Work order. Keep only the lines of the data below that contain "icon", and copy them.

Items from a data source:
-=-=-=-=-

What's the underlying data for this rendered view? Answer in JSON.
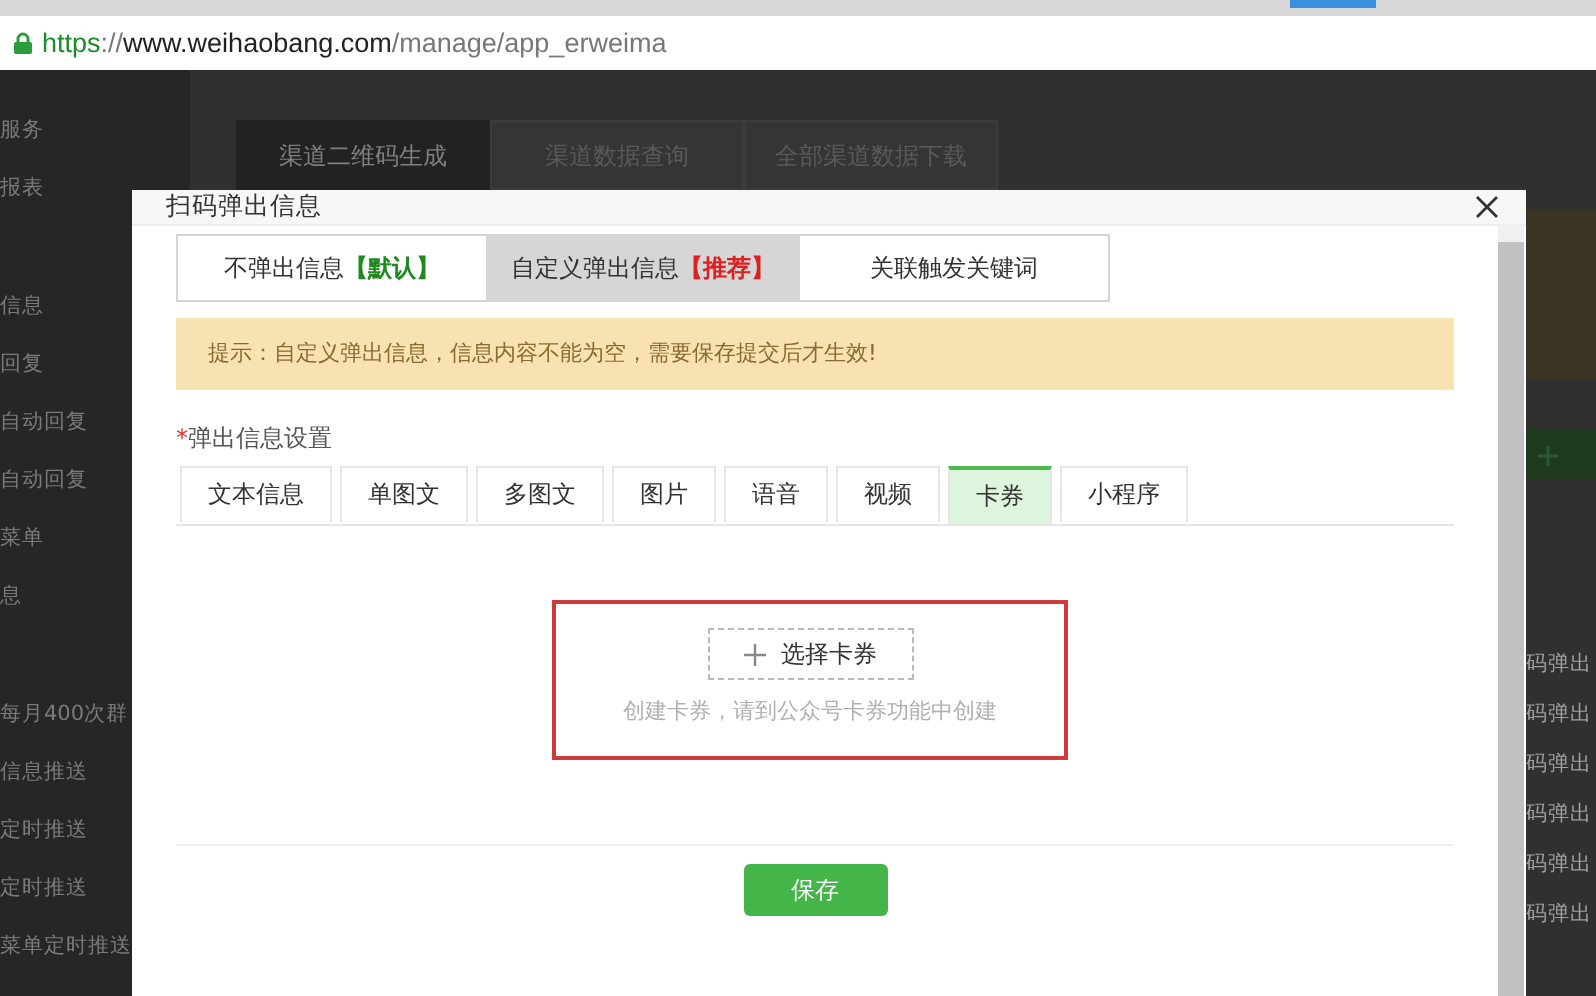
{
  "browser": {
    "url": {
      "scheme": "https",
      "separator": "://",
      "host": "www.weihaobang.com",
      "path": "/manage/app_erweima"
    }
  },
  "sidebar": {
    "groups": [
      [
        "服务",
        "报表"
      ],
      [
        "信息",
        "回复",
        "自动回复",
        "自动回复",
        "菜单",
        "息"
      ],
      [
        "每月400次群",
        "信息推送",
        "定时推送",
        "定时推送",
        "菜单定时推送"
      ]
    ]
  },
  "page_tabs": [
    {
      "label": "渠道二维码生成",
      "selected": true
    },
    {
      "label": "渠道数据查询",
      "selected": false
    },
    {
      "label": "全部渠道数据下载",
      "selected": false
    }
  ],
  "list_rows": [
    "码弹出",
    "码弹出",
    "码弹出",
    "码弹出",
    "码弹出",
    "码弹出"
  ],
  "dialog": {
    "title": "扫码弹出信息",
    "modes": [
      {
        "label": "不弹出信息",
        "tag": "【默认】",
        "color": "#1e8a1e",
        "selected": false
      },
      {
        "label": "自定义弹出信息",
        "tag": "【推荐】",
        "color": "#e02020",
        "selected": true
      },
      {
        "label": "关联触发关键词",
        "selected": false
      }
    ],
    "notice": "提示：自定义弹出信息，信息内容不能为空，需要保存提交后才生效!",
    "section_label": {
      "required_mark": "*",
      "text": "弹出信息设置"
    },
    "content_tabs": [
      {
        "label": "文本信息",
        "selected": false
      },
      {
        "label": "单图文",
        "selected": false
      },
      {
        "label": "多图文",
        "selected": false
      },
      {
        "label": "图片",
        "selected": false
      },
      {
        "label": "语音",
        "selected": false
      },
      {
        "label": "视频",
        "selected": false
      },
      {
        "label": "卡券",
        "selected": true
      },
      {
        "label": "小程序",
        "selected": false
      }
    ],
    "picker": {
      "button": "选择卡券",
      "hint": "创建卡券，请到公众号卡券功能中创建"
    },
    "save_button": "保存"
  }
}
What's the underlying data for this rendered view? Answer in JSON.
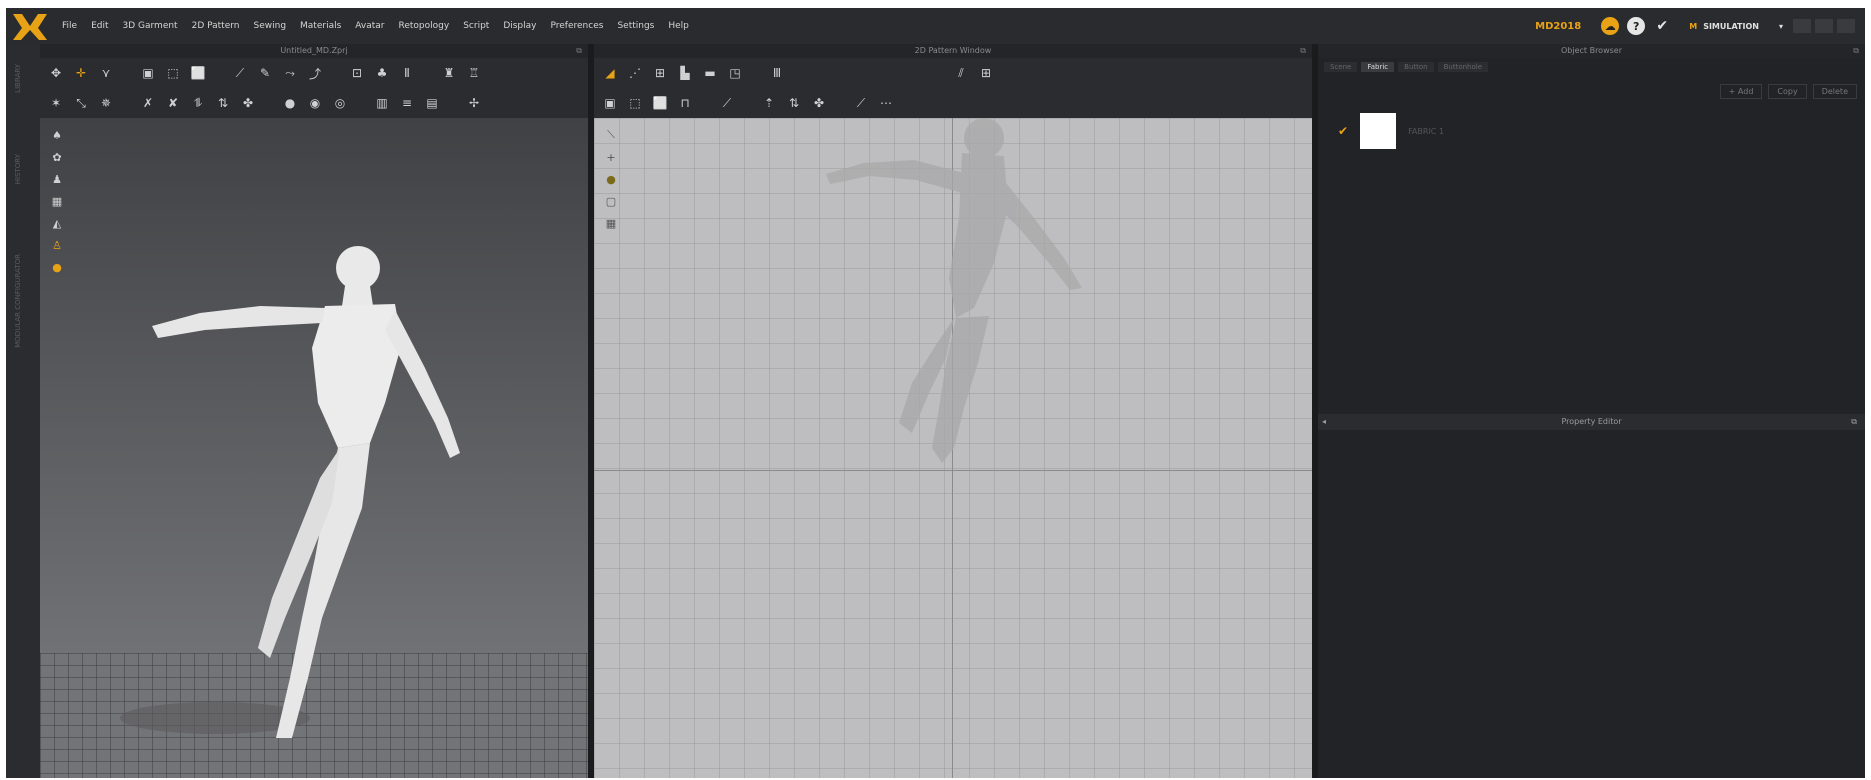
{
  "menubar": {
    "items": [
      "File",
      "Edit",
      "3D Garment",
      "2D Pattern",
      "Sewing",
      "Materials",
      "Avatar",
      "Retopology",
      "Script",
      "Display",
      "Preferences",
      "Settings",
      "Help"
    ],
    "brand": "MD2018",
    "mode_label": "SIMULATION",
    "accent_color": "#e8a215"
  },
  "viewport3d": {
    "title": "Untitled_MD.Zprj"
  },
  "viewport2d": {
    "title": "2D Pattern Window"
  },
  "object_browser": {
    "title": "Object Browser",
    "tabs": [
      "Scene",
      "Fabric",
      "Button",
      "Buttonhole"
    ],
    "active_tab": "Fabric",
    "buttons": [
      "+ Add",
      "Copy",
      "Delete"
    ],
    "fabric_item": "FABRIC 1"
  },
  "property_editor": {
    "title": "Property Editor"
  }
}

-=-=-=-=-

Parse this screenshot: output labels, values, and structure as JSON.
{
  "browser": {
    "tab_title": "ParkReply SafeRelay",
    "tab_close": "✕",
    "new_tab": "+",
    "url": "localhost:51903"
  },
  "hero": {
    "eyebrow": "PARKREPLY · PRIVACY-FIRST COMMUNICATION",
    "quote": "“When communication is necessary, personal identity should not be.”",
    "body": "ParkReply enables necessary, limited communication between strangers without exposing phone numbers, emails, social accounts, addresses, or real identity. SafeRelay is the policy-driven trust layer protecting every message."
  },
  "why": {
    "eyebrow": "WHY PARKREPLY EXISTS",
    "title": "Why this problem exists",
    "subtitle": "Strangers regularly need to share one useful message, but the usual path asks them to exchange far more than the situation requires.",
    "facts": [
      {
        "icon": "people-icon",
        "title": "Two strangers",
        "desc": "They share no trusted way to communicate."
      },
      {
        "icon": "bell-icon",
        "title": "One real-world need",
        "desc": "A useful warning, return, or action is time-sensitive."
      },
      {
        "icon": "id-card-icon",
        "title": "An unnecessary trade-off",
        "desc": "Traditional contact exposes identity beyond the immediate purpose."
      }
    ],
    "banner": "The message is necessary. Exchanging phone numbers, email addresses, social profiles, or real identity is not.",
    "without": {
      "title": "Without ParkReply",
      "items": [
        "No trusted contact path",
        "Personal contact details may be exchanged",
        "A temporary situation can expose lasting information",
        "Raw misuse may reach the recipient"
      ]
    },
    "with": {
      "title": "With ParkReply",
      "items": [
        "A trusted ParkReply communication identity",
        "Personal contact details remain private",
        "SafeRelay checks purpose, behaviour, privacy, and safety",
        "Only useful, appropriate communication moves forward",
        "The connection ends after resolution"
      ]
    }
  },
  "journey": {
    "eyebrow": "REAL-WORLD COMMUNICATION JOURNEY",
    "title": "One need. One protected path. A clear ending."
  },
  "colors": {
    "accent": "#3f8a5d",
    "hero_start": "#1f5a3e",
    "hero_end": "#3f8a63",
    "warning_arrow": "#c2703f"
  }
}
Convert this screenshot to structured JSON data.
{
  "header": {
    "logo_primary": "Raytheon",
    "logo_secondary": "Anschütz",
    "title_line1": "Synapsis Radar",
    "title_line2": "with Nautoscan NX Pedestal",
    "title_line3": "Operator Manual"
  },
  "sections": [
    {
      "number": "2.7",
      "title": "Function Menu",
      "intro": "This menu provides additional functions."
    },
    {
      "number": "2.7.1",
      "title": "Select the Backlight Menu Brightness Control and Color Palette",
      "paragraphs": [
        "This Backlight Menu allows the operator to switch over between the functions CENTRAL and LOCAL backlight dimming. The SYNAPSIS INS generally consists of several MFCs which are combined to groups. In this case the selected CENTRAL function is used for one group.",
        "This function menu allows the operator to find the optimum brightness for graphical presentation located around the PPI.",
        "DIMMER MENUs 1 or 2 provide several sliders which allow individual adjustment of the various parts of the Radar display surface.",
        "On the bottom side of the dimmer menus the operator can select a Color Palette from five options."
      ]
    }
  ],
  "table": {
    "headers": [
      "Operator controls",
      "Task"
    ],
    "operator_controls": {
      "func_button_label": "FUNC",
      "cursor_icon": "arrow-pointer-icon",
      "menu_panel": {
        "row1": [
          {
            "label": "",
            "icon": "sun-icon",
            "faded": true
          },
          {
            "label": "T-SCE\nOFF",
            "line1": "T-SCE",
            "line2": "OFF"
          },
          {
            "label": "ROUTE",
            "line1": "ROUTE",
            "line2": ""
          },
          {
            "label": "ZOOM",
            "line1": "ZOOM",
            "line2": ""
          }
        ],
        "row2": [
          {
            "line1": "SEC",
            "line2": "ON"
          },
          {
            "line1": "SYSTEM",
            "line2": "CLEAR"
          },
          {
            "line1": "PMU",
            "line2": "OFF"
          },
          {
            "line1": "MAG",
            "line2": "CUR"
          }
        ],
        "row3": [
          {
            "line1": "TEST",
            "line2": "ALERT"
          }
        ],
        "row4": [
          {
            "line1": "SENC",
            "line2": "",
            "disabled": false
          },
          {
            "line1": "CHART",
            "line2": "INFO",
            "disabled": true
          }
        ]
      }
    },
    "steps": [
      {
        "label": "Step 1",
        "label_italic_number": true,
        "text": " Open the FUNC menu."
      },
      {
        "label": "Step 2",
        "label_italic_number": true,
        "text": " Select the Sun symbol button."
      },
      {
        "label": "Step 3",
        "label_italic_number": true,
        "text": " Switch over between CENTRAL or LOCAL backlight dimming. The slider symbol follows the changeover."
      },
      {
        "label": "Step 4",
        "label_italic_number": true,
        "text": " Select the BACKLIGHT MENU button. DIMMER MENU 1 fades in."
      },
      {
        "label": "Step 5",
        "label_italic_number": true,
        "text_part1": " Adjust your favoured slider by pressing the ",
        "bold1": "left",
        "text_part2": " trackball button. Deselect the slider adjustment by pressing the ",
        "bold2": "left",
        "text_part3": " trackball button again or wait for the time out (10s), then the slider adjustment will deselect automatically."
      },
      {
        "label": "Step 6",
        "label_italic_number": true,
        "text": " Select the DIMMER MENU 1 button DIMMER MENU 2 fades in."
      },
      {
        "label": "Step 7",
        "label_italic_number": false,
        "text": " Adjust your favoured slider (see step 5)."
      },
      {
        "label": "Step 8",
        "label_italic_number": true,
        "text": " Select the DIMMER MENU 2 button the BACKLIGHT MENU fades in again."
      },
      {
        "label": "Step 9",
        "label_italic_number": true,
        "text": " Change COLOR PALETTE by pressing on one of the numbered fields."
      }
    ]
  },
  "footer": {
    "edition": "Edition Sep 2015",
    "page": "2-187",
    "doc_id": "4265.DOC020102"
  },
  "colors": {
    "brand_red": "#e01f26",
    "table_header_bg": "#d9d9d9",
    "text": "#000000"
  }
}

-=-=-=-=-

Problem solution.
        "icon": "people-icon",
        "icon": "bell-icon",
        "icon": "id-card-icon",
      "cursor_icon": "arrow-pointer-icon",
            "icon": "sun-icon",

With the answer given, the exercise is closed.